We need longterm roads plan

The condition of our county?s roads are steadily deteriorating by the year. There is no easy solution that would quickly improve their condition. This is a result of longterm neglect and perhaps not having the political will to designate a portion of the budget to focus on a longterm plan for improvement.

In a nutshell, the nature of most taxpayers is to minimize tax levies and pay as little as necessary. Rarely do they recognize the value of strategic planning to maintain infrastructure.

The current political mindset among our taxpayers is the government?all government, federal and state?is bloated and needs to be cut, if not partially dismantled.

County government and the commissioners, on the other hand, are challenged to balance the need to build or maintain roads and bridges and meeting capital requirements of machinery and equipment and their related maintenance costs, not to mention recruiting and maintaining qualified employees to operate them.

That said, Marion County?s residents and rural landowners are increasingly dissatisfied by the road conditions, and something needs to be done to rectify the problems.

Our current county governance structure and those who are employed by it do, however, share responsibility in the road conditions as they now are, and it is imperative that taxpayers receive value for their tax contributions in maintaining the county?s roads.

In the interest of fairness, Marion County?s issues are not unique. Dickinson County also struggles to maintain its rural roads. Some land I farm is located on the county line within Dickinson County. Each two-mile stretch of road is maintained by one county, while the next two miles falls into the other county?s jurisdiction.

Needless to say, both counties have seriously neglected the unpaved, dirt-only sections, creating serious safety hazards with deep gullies crossing the road, along with partially washed out culverts and silt-filled ditches. The roads have become the pathway for runoff.

In both jurisdictions, the dirt road portions have been graded no more than three times within one year. The most recent work was accomplished at my request, prior to wheat harvest.

It is not good, nor fair, to the landowners adjoining these roads to pay their full share of taxes while they are increasingly unable to have normal access to their property, even when roads are drivable, especially when critical farming operations are necessary.

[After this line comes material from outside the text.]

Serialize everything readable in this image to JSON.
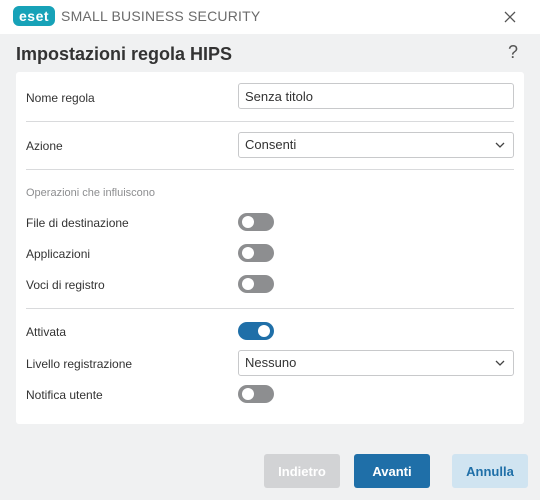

Checking livestock, moving livestock, moving farm machinery to and from fields; all modes of transportation requires reasonable access. Attempting to cross 1-foot deep gullies or washed out culverts, risking serious damage to vehicle or off-road machinery is not what one would call ?reasonable access.?

There is plenty of blame to go around, so it is fruitless to point the finger at any one entity or individual. We can start at the taxpayer and work our way up from there, even to our state legislators and Gov. Brownback?s office, if we have the will and the stomach for it.

As mentioned earlier, our current political climate is unfriendly, if not hostile to working toward reasonable compromise. Until a crisis hits, people forget that a function of government is to accomplish those tasks that individuals cannot accomplish effectively. Creating and maintaining infrastructure is one of those tasks. Law enforcement and fire protection services also fit into that category.

We all hate to pay our fair share of taxes when we are convinced someone else is getting a free ride. The problem, however, rears its ugly head when we decide to restrict or seriously gut programs that enables us to operate freely, like having unrestricted access to our own property.

If left to decline, poor roads will ultimately translate into lower property values and hasten the downward trend. Is that what we want?

Perhaps a solution will be found in the near future. As I write this, Marion County commissioners have scheduled a public meeting, July 20 at the Marion County Lake meeting hall.

By the time you read this, interested persons should have more insight into this issue. Even so, this concern has been brewing for a long time and I believes it deserves thoughtful consideration beyond the level of coffee shop talk.

Paul Penner farms north of Hillsboro. He can be reached at smokeyjay@embarq?mail.com.